The United States Life Saving Service
The United States Life Saving Service (USLSS) was a very active government agency here on Fire Island in the late 1800's and early part of the 1900's. Although the United States Lighthouse Service and the United States Life Saving Service had similar missions - to protect ships along the coast - they were completely separate organizations.
The first Life Saving Station on Fire Island was built in 1848, at the western most end of the island, adjacent to the site of the first Fire Island Lighthouse. The second USLSS Station was built out at Moriches Inlet, 28 miles to the east. These early stations were manned entirely by volunteers. Local Baymen and farmers volunteered to live at these stations from October until May to patrol the coastline for stranded ships and perform rescues when needed. By 1854 there were seven stations located along the south shore of Fire Island at the following locations: Fire Island, Point O' Woods, Lone Hill, Blue Point, Bellport, Smith's Point and Forge River.
These brave volunteers, known as Surfmen, had an unofficial motto, "You must go out, but you don't have to come back." They patrolled the beach on foot every night, from sunset until sunrise, looking for shipwrecks. When a stranded ship was sighted, the USLSS crew would perform a rescue using Beach Apparatus, which consisted of a Breeches Buoy in conjunction with a system of lines and pulleys. A Lyle Gun or small cannon was used to shoot a projectile, or weight, carrying a light line out to the ship. Although very simple, this method was used to rescue over 7000 people from 721 ships right here on Fire Island between 1871 and 1915.
In 1871 Congress appropriated money for paid Keepers and crews at all stations. This resulted in more consistent training for Surfmen. In 1874 the Life Saving Stations Act was made law, requiring all US Boat captains to report all wrecks.

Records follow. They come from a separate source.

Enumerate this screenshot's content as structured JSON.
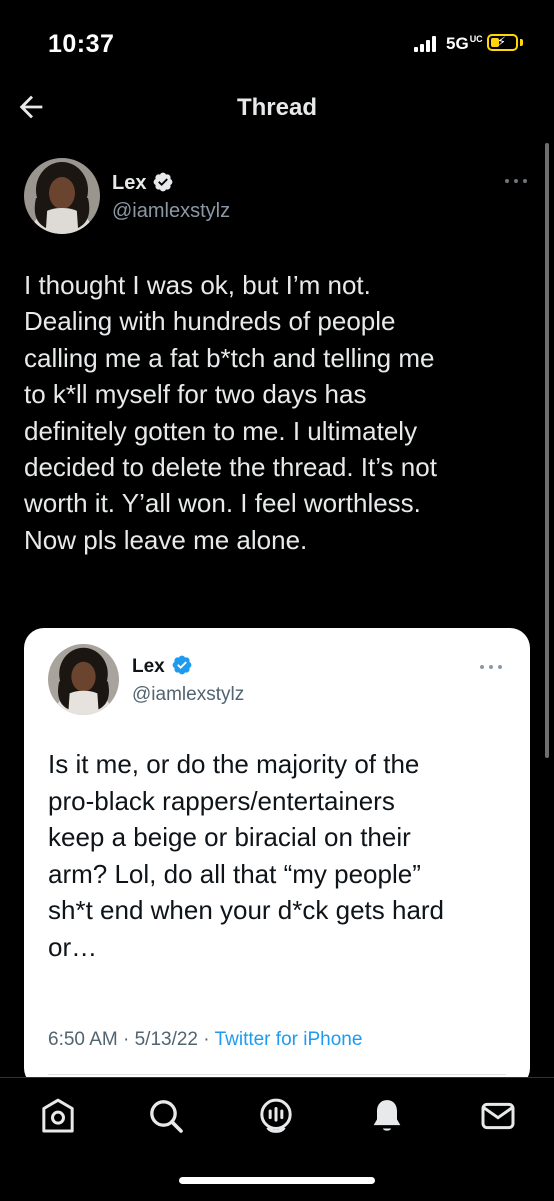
{
  "status_bar": {
    "time": "10:37",
    "network": "5G",
    "network_sup": "UC",
    "battery_level": 0.35,
    "battery_color": "#ffd60a"
  },
  "header": {
    "title": "Thread",
    "back_icon": "arrow-left-icon"
  },
  "tweet": {
    "author_name": "Lex",
    "author_handle": "@iamlexstylz",
    "verified": true,
    "text": "I thought I was ok, but I’m not.\nDealing with hundreds of people\ncalling me a fat b*tch and telling me\nto k*ll myself for two days has\ndefinitely gotten to me. I ultimately\ndecided to delete the thread. It’s not\nworth it. Y’all won. I feel worthless.\nNow pls leave me alone."
  },
  "quoted_tweet": {
    "author_name": "Lex",
    "author_handle": "@iamlexstylz",
    "verified": true,
    "text": "Is it me, or do the majority of the\npro-black rappers/entertainers\nkeep a beige or biracial on their\narm? Lol, do all that “my people”\nsh*t end when your d*ck gets hard\nor…",
    "time": "6:50 AM",
    "date": "5/13/22",
    "source": "Twitter for iPhone",
    "separator": " · "
  },
  "bottom_nav": {
    "items": [
      "home-icon",
      "search-icon",
      "spaces-icon",
      "notifications-icon",
      "messages-icon"
    ]
  },
  "colors": {
    "background": "#000000",
    "text": "#e7e9ea",
    "secondary_text": "#8b98a5",
    "accent": "#1d9bf0",
    "card_background": "#ffffff"
  }
}
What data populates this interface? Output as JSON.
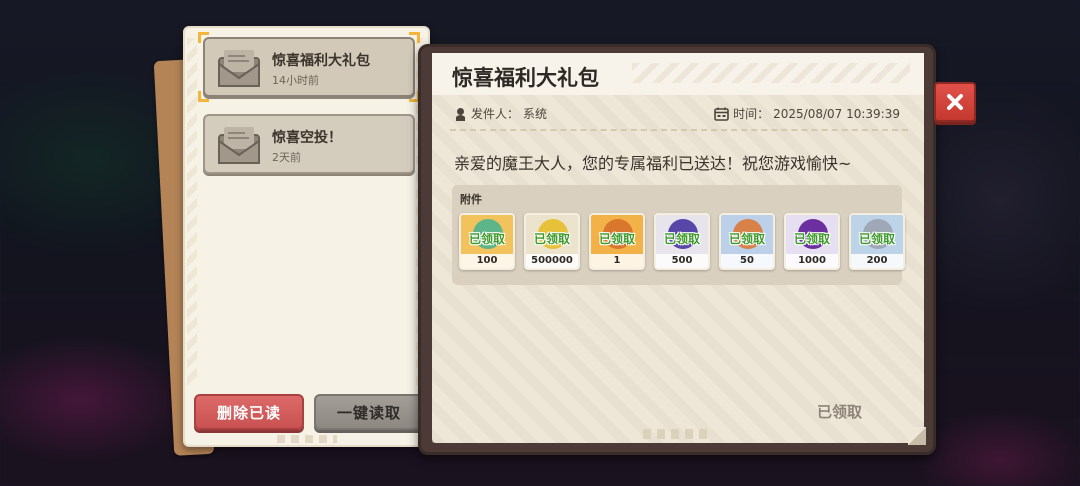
{
  "mail_list": {
    "items": [
      {
        "title": "惊喜福利大礼包",
        "time": "14小时前",
        "selected": true
      },
      {
        "title": "惊喜空投！",
        "time": "2天前",
        "selected": false
      }
    ],
    "delete_read_label": "删除已读",
    "read_all_label": "一键读取"
  },
  "detail": {
    "title": "惊喜福利大礼包",
    "sender_label": "发件人：",
    "sender": "系统",
    "time_label": "时间：",
    "time": "2025/08/07 10:39:39",
    "body": "亲爱的魔王大人，您的专属福利已送达！祝您游戏愉快~",
    "attachments_label": "附件",
    "attachments": [
      {
        "claimed": "已领取",
        "qty": "100",
        "bg": "#f2c25c",
        "icon": "green-gem-icon",
        "color": "#5fb58a"
      },
      {
        "claimed": "已领取",
        "qty": "500000",
        "bg": "#ece3cc",
        "icon": "gold-coin-icon",
        "color": "#e7c13a"
      },
      {
        "claimed": "已领取",
        "qty": "1",
        "bg": "#f2b248",
        "icon": "orange-egg-icon",
        "color": "#d9772f"
      },
      {
        "claimed": "已领取",
        "qty": "500",
        "bg": "#e7e4ec",
        "icon": "purple-potion-icon",
        "color": "#5846a8"
      },
      {
        "claimed": "已领取",
        "qty": "50",
        "bg": "#bcd0ea",
        "icon": "orange-egg-icon",
        "color": "#d8824a"
      },
      {
        "claimed": "已领取",
        "qty": "1000",
        "bg": "#e6dff2",
        "icon": "purple-cat-icon",
        "color": "#6b2fa0"
      },
      {
        "claimed": "已领取",
        "qty": "200",
        "bg": "#bcd3e8",
        "icon": "silver-crystal-icon",
        "color": "#9fa8b6"
      }
    ],
    "status": "已领取"
  },
  "close_icon": "close-icon"
}
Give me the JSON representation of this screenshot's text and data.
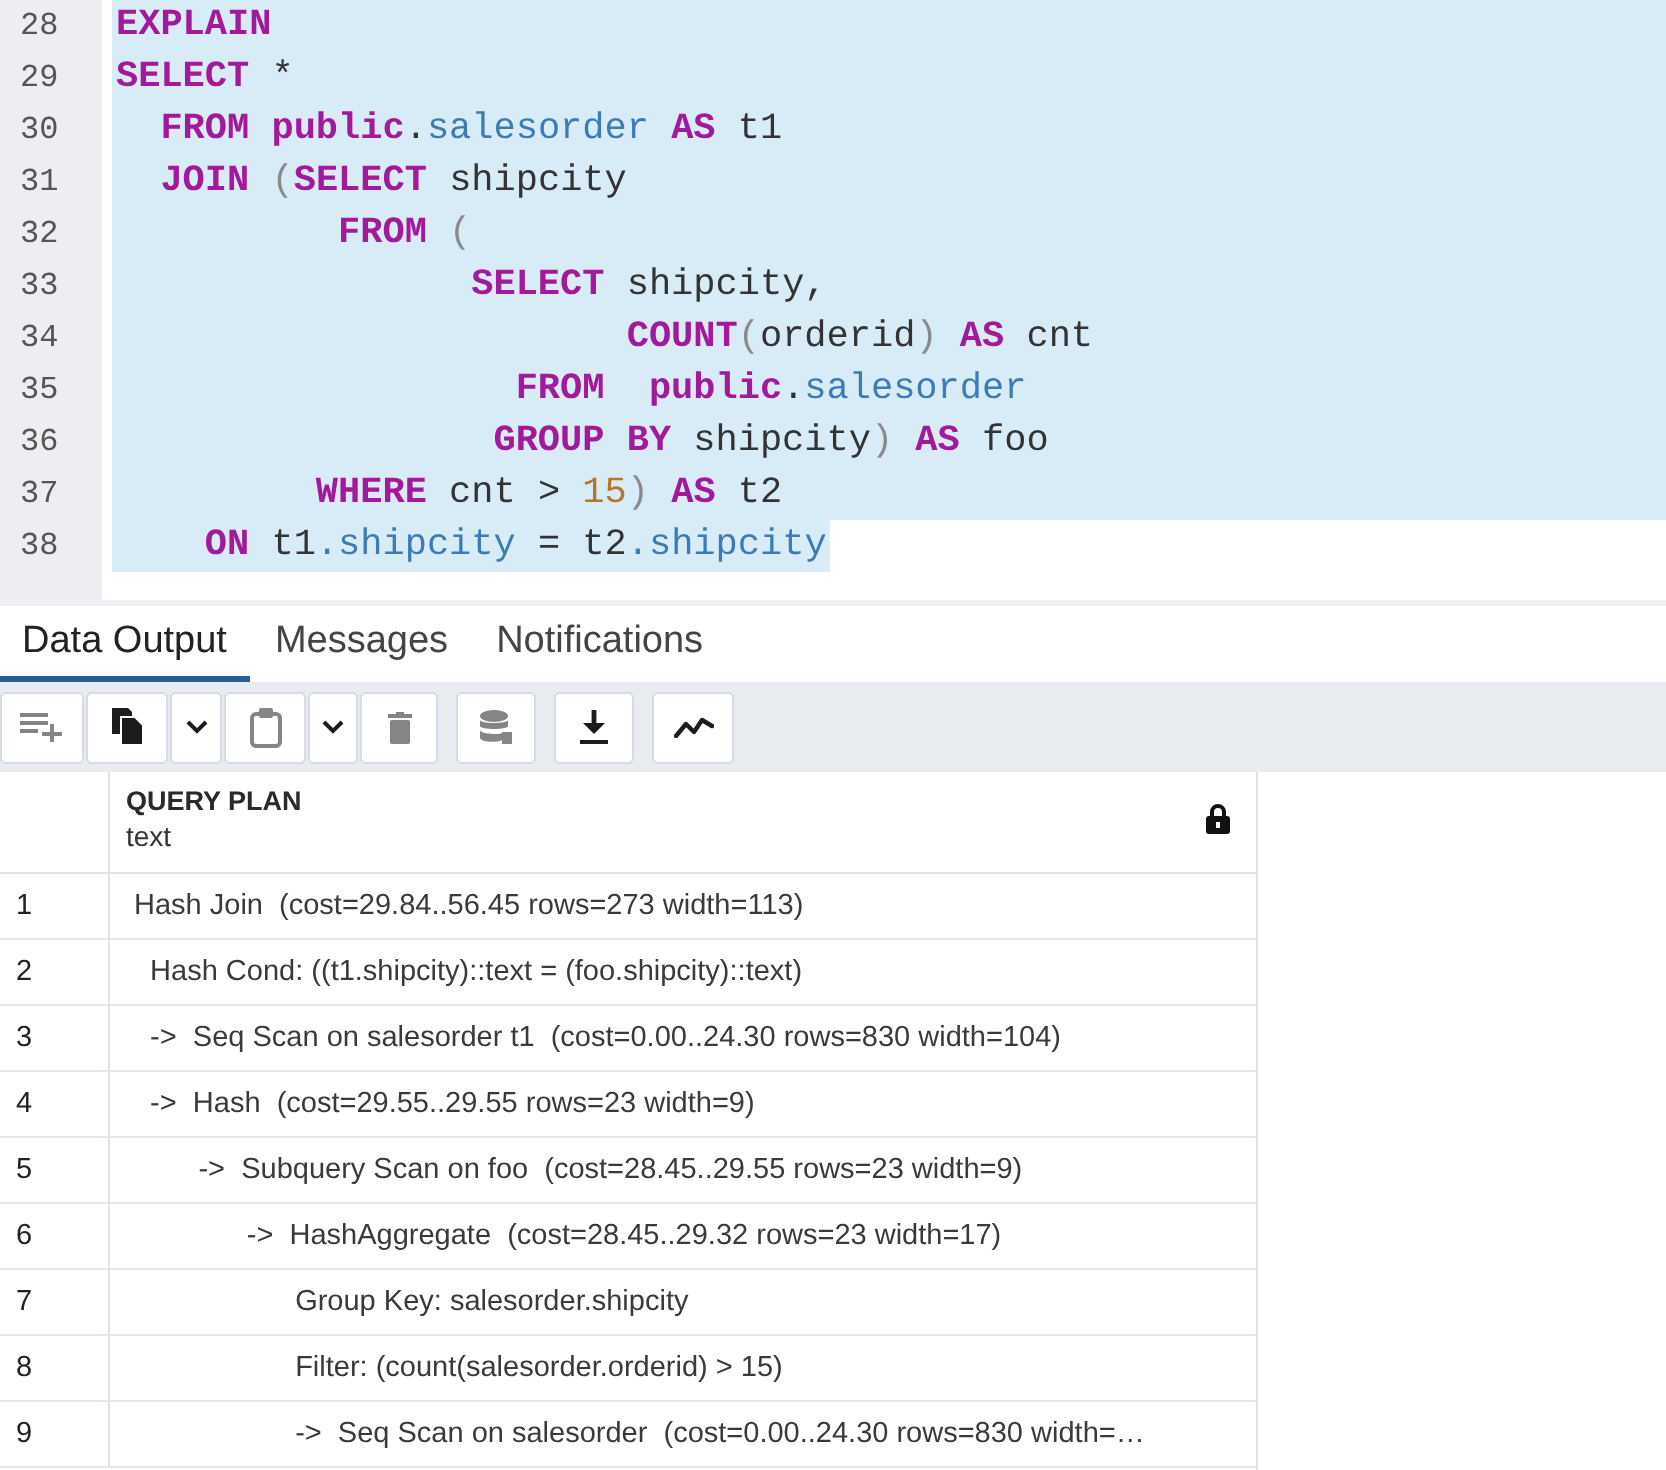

In 1875, the Life Saving Service and the Revenue Cutter Service merged into the Revenue Marine Bureau. The degree of professionalism and proficiency in US Life Saving efforts rose greatly at this point. Logs were kept, inspections were made, reports were submitted, Surfmen were tested and a ranking system was introduced. In 1878 the USLSS separated from the Revenue Cutter Service and continued to improve right up until its merger with the newly created US Coast Guard in 1915.
Historic Re-enactments of the Beach Apparatus Drills are conducted at the Lighthouse on Thursday evenings during July and August. For more information on dates and times for the drills please call the Lighthouse at 631-661-4876.